#### Work request
Hunt through the entries for the word "Search" and copy each line in which it appears.

#### Materials provided
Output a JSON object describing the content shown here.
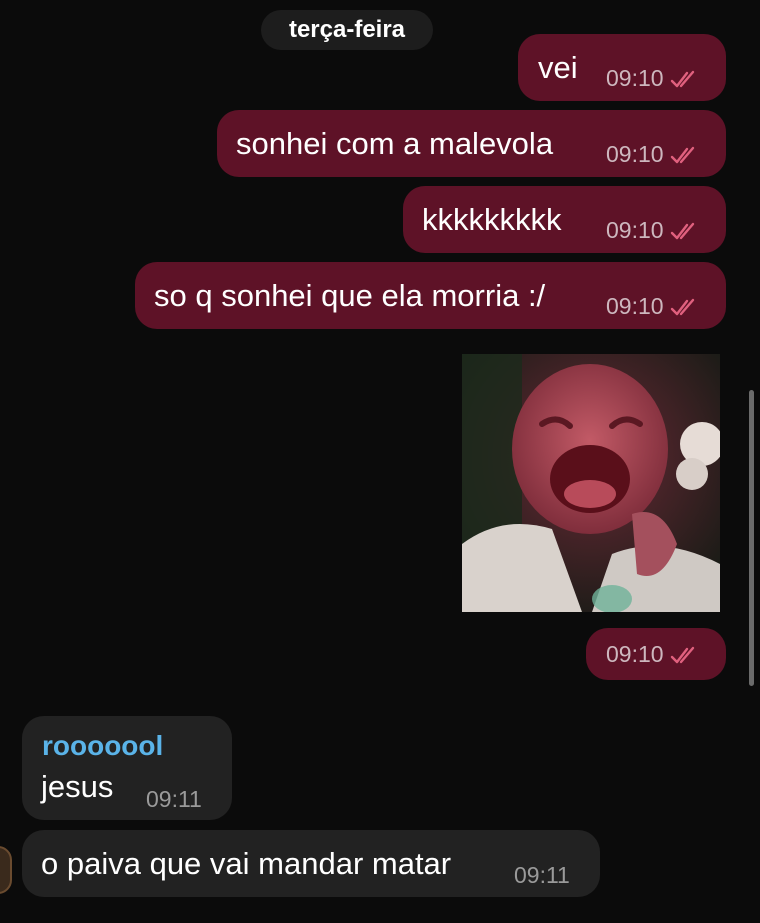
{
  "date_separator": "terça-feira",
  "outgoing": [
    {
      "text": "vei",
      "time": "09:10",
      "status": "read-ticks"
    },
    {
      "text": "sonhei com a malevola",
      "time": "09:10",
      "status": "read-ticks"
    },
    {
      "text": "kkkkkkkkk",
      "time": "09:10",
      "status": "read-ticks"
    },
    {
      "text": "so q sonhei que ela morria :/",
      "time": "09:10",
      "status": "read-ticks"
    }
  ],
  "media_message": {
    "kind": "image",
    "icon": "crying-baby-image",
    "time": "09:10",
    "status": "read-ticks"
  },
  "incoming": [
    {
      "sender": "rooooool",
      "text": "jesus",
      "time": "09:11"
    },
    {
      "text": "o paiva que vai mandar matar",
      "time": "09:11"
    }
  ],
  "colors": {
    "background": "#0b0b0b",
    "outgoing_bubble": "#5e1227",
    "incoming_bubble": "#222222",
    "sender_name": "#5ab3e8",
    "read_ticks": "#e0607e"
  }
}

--

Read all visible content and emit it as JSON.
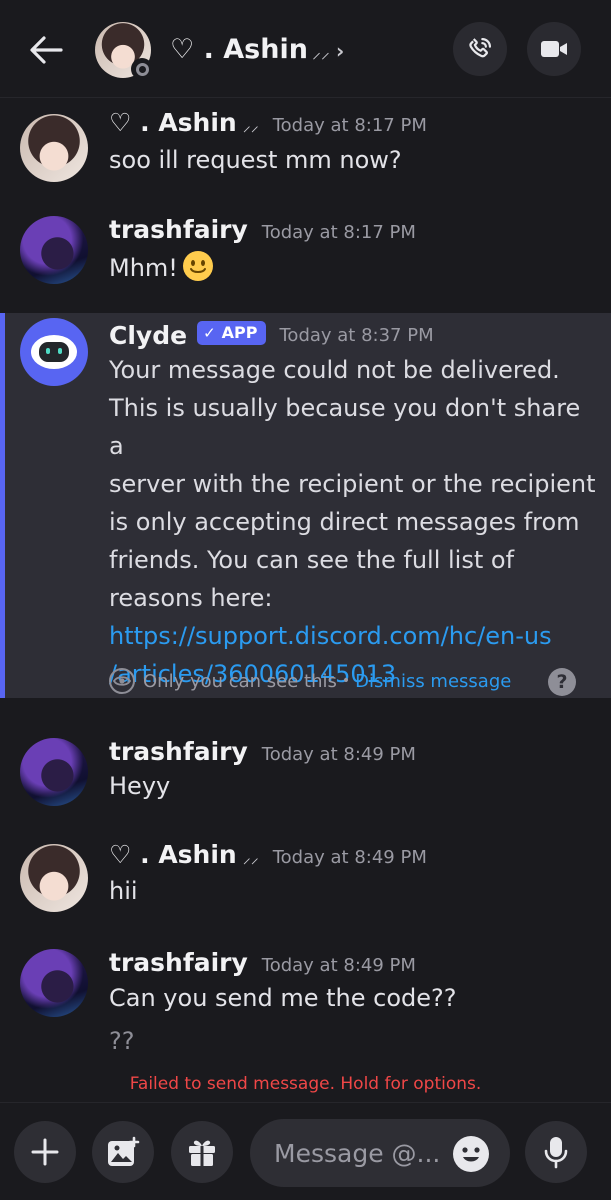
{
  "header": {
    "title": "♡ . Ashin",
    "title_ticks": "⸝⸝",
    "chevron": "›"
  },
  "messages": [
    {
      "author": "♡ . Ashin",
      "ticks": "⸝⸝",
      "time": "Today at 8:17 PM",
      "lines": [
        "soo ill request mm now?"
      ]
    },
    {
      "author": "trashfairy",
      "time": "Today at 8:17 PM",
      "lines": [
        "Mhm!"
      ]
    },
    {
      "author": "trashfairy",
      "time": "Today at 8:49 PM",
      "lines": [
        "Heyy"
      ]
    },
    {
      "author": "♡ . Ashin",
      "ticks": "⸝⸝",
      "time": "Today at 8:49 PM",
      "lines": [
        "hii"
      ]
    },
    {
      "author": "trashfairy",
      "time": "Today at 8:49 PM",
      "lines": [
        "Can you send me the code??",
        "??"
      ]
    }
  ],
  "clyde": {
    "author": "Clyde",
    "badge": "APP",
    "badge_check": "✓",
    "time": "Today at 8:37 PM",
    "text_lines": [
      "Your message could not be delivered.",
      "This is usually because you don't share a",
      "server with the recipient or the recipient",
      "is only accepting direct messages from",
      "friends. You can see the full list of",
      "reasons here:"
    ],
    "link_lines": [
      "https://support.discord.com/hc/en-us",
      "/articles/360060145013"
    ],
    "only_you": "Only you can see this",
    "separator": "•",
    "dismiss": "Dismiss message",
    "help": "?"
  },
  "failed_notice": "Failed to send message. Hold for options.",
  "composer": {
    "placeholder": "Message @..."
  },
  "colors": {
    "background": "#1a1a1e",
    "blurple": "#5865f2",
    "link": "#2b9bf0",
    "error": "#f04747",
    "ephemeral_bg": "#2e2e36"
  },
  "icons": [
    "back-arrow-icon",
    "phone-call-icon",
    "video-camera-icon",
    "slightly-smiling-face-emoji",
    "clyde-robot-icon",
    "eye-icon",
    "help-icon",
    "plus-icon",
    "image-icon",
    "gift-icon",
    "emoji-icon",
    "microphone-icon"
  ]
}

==

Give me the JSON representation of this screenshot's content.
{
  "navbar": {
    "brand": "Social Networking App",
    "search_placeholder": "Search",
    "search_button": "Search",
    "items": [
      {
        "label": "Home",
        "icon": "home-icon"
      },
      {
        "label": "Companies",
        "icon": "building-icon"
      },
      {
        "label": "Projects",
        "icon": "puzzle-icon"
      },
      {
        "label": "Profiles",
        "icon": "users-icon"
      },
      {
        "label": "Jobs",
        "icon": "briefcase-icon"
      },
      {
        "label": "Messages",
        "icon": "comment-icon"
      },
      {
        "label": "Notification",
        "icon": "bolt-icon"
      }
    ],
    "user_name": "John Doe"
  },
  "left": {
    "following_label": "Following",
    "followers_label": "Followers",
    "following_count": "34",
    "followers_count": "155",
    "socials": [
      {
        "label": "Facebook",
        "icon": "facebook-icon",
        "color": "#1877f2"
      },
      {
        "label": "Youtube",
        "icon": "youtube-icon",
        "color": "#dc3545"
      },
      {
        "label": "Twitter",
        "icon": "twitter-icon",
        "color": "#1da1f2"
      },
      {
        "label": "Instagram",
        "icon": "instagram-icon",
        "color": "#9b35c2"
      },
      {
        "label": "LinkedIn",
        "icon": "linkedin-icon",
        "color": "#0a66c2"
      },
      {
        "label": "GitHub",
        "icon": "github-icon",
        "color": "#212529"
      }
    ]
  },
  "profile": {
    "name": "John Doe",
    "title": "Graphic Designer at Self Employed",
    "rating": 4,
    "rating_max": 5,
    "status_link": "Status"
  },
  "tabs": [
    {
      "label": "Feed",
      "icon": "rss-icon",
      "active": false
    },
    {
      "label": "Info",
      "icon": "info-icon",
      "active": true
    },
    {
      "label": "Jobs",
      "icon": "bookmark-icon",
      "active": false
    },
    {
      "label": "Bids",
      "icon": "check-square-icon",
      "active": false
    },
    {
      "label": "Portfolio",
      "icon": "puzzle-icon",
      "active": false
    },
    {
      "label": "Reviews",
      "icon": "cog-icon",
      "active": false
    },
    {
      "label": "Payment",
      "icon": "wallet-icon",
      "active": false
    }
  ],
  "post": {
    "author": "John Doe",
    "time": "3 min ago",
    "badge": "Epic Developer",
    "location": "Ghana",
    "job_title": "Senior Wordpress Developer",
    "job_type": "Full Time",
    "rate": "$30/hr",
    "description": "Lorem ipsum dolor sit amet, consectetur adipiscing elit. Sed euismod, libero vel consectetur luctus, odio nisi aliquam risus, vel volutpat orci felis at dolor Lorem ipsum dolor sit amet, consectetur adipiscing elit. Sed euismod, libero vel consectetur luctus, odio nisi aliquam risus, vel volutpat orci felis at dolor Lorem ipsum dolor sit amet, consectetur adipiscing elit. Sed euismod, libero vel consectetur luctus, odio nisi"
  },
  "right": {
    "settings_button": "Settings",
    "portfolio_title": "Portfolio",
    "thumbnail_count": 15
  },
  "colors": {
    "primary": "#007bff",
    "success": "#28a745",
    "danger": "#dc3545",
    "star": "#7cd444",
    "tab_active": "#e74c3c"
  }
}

#### Output of the exercise
    "search_placeholder": "Search",
    "search_button": "Search",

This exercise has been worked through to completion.